Adapting Modernist Landscapes for Contemporary Needs
The stark plazas, parks, and courtyards from the modernist era were designed to complement minimalist mid-century buildings, rather than serve as active social spaces, writes Ulam. "Some renowned modernist spaces such as the Spartan granite plaza in front of Mies van der Rohe's Seagram Building were not even designed with the intention that people would linger. 'When Mies van der Rohe saw people sitting on the ledge, he was surprised,' Phillip Johnson is said to have commented. 'He never dreamed they would.'" Nowadays, people desire to relax in open spaces with cafes, parks, shade, and restrooms. The public plazas of Dan Kiley's North Court at Lincoln Center in New York City and Lawrence Halprin's Skyline Park in Denver, Colorado, have already been redesigned from their modernist form to fit the contemporary context. However, Ulam adds, "although nobody has proposed inserting a lawn and trees into the Seagram Building Plaza, some say that the current open space redesign juggernaut is threatening to eradicate an important part of the country's architectural history." Should these landscape landmarks be given the same protections their concrete, steel and glass neighbors receive?
The preservation of works of modernist landscape architecture can be traced to Charles Birnbaum, president of the Cultural Landscape Foundation (TLCF). In 2008, TLCF led a campaign Marvels of Modernism "to call attention to dozens of significant post-war landscapes that had been allowed to fall into disrepair and were threatened with destruction" and "to encourage sensitive renovations that respect the original design intent of landscape architecture masterworks." He was one of many preservationists who opposed the controversial redesign of Kiley's North Court, which served to introduce the public "to the thorny issues surrounding the preservation of works of modernist landscape architecture."

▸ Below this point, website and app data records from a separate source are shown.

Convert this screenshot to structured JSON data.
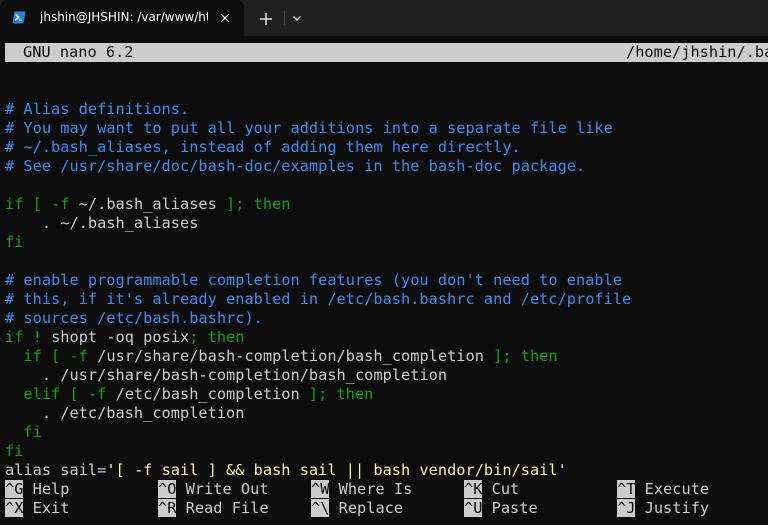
{
  "window": {
    "tab_title": "jhshin@JHSHIN: /var/www/htr",
    "icons": {
      "tab": "powershell-icon",
      "close": "close-icon",
      "new_tab": "plus-icon",
      "dropdown": "chevron-down-icon"
    }
  },
  "nano": {
    "version": "GNU nano 6.2",
    "filename": "/home/jhshin/.ba"
  },
  "editor": {
    "lines": [
      [],
      [
        {
          "c": "cmt",
          "t": "# Alias definitions."
        }
      ],
      [
        {
          "c": "cmt",
          "t": "# You may want to put all your additions into a separate file like"
        }
      ],
      [
        {
          "c": "cmt",
          "t": "# ~/.bash_aliases, instead of adding them here directly."
        }
      ],
      [
        {
          "c": "cmt",
          "t": "# See /usr/share/doc/bash-doc/examples in the bash-doc package."
        }
      ],
      [],
      [
        {
          "c": "kw",
          "t": "if [ -f "
        },
        {
          "c": "plain",
          "t": "~/.bash_aliases"
        },
        {
          "c": "kw",
          "t": " ]; then"
        }
      ],
      [
        {
          "c": "plain",
          "t": "    . ~/.bash_aliases"
        }
      ],
      [
        {
          "c": "kw",
          "t": "fi"
        }
      ],
      [],
      [
        {
          "c": "cmt",
          "t": "# enable programmable completion features (you don't need to enable"
        }
      ],
      [
        {
          "c": "cmt",
          "t": "# this, if it's already enabled in /etc/bash.bashrc and /etc/profile"
        }
      ],
      [
        {
          "c": "cmt",
          "t": "# sources /etc/bash.bashrc)."
        }
      ],
      [
        {
          "c": "kw",
          "t": "if ! "
        },
        {
          "c": "plain",
          "t": "shopt -oq posix"
        },
        {
          "c": "kw",
          "t": "; then"
        }
      ],
      [
        {
          "c": "kw",
          "t": "  if [ -f "
        },
        {
          "c": "plain",
          "t": "/usr/share/bash-completion/bash_completion"
        },
        {
          "c": "kw",
          "t": " ]; then"
        }
      ],
      [
        {
          "c": "plain",
          "t": "    . /usr/share/bash-completion/bash_completion"
        }
      ],
      [
        {
          "c": "kw",
          "t": "  elif [ -f "
        },
        {
          "c": "plain",
          "t": "/etc/bash_completion"
        },
        {
          "c": "kw",
          "t": " ]; then"
        }
      ],
      [
        {
          "c": "plain",
          "t": "    . /etc/bash_completion"
        }
      ],
      [
        {
          "c": "kw",
          "t": "  fi"
        }
      ],
      [
        {
          "c": "kw",
          "t": "fi"
        }
      ],
      [
        {
          "c": "plain",
          "t": "alias sail="
        },
        {
          "c": "str",
          "t": "'[ -f sail ] && bash sail || bash vendor/bin/sail'"
        }
      ]
    ]
  },
  "shortcuts": [
    {
      "key": "^G",
      "label": "Help"
    },
    {
      "key": "^O",
      "label": "Write Out"
    },
    {
      "key": "^W",
      "label": "Where Is"
    },
    {
      "key": "^K",
      "label": "Cut"
    },
    {
      "key": "^T",
      "label": "Execute"
    },
    {
      "key": "^X",
      "label": "Exit"
    },
    {
      "key": "^R",
      "label": "Read File"
    },
    {
      "key": "^\\",
      "label": "Replace"
    },
    {
      "key": "^U",
      "label": "Paste"
    },
    {
      "key": "^J",
      "label": "Justify"
    }
  ],
  "colors": {
    "background": "#0c0c0c",
    "text": "#cccccc",
    "comment": "#3b8eea",
    "keyword": "#13a10e",
    "string": "#f9f1a5",
    "tabstrip": "#202020"
  }
}
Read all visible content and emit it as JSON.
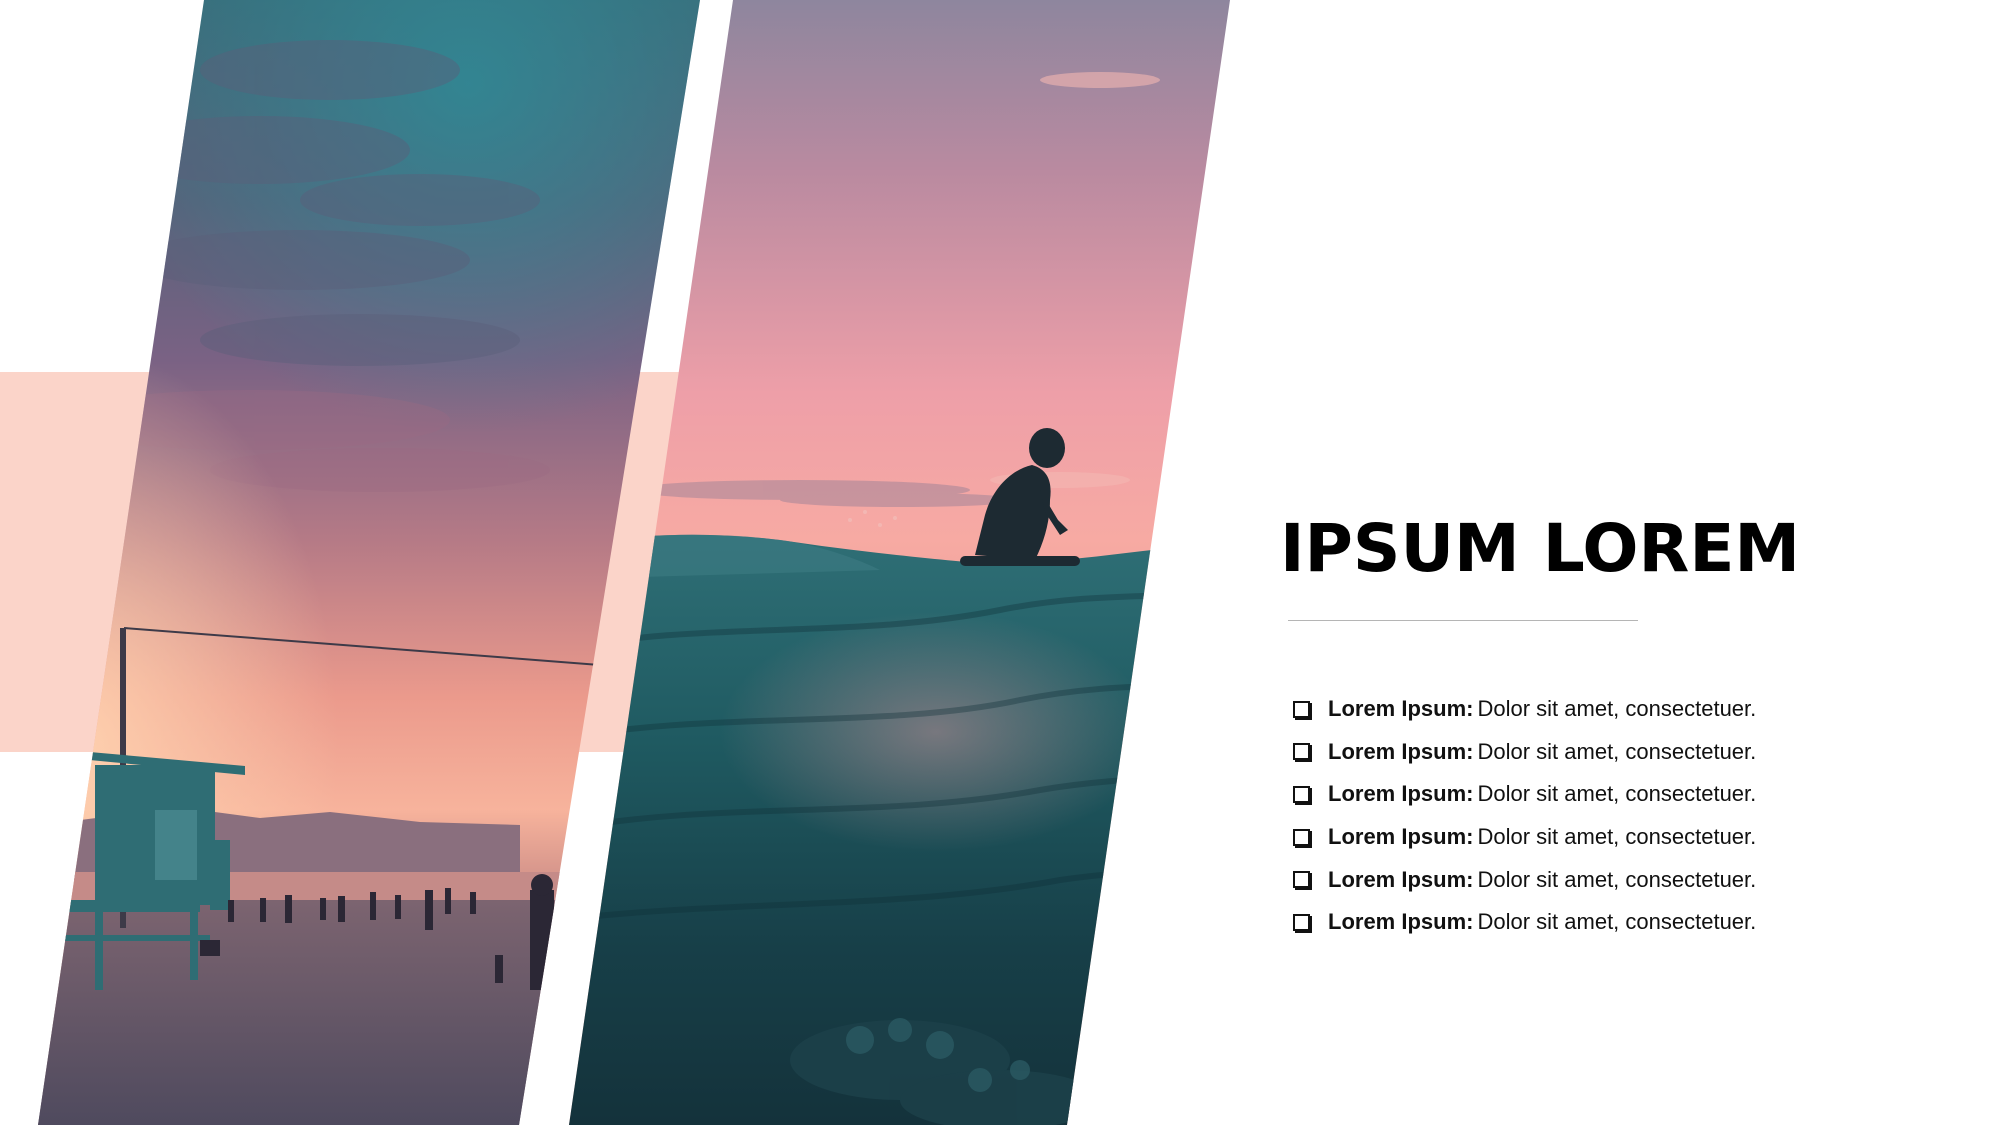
{
  "slide": {
    "title": "IPSUM LOREM",
    "accent_color": "#fbd4c9",
    "bullets": [
      {
        "label": "Lorem Ipsum:",
        "text": "Dolor sit amet, consectetuer.",
        "icon": "checkbox-icon"
      },
      {
        "label": "Lorem Ipsum:",
        "text": "Dolor sit amet, consectetuer.",
        "icon": "checkbox-icon"
      },
      {
        "label": "Lorem Ipsum:",
        "text": "Dolor sit amet, consectetuer.",
        "icon": "checkbox-icon"
      },
      {
        "label": "Lorem Ipsum:",
        "text": "Dolor sit amet, consectetuer.",
        "icon": "checkbox-icon"
      },
      {
        "label": "Lorem Ipsum:",
        "text": "Dolor sit amet, consectetuer.",
        "icon": "checkbox-icon"
      },
      {
        "label": "Lorem Ipsum:",
        "text": "Dolor sit amet, consectetuer.",
        "icon": "checkbox-icon"
      }
    ],
    "photos": [
      {
        "subject": "beach-lifeguard-tower-sunset"
      },
      {
        "subject": "surfer-on-wave-sunset"
      }
    ]
  }
}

"The design community is still divided over whether Kiley's design for the North Court could have been updated in such a way as to appease the preservationists and accommodate Lincoln Center's programming," says Ulam. "However, the conditions at other modernist-era plazas certainly calls for substantial overhauls." For example, the Anthony J. Celebrezze Federal Building Plaza in Cleveland developed severe drainage problems, which the landscape architecture firm OLIN used as an opportunity "to better connect the plaza with the rest of the city." The traditional cobblestone campus of the State University of New York at Albany was redesigned by Thomas Balsley Associates to create a more inviting space with benches, lighting, a lawn, and an interactive fountain. HM White Site Architects was asked to "create a new outdoor space on top of a setback at the 17th floor of 850 Third Avenue, a 1960s-era Emery Roth office building, which would serve as small meeting areas as well as a pleasant view for the interior offices."
Other modernist landscapes have not been easy to redesign such as Boston City Hall Plaza, a Brutalist complex of buildings known as the "brick desert" and "one of the most widely disliked places in Beantown." There is no greenery, shade, or seating; and large puddles result from the inadequate drainage system. “The public hates this place; they just hate it,” said Birnbaum, who put the place on TCLF’s Marvels of Modernism list. “This is what happens with a lot of these landscapes when they are not taken care of.” The Greening America's Capitals, a new federal initiative that is a joint program of the EPA-HUD-DOT Partnerships for Sustainable Communities, has developed a plan "oriented toward mitigating the harsh manmade conditions of the plaza with many of the landscape strategies that society has come to demand from contemporary public spaces." Bosques of trees will soften the Brutalist aesthetic, but the historic brick foundation will be preserved. “The concept behind city hall and the plaza was a synergistic relationship, but it didn’t really function on a human scale,” said Birnbaum. "What Gary is doing with these insertions is really reinforcing the design intent, by bringing some humanity to the place.”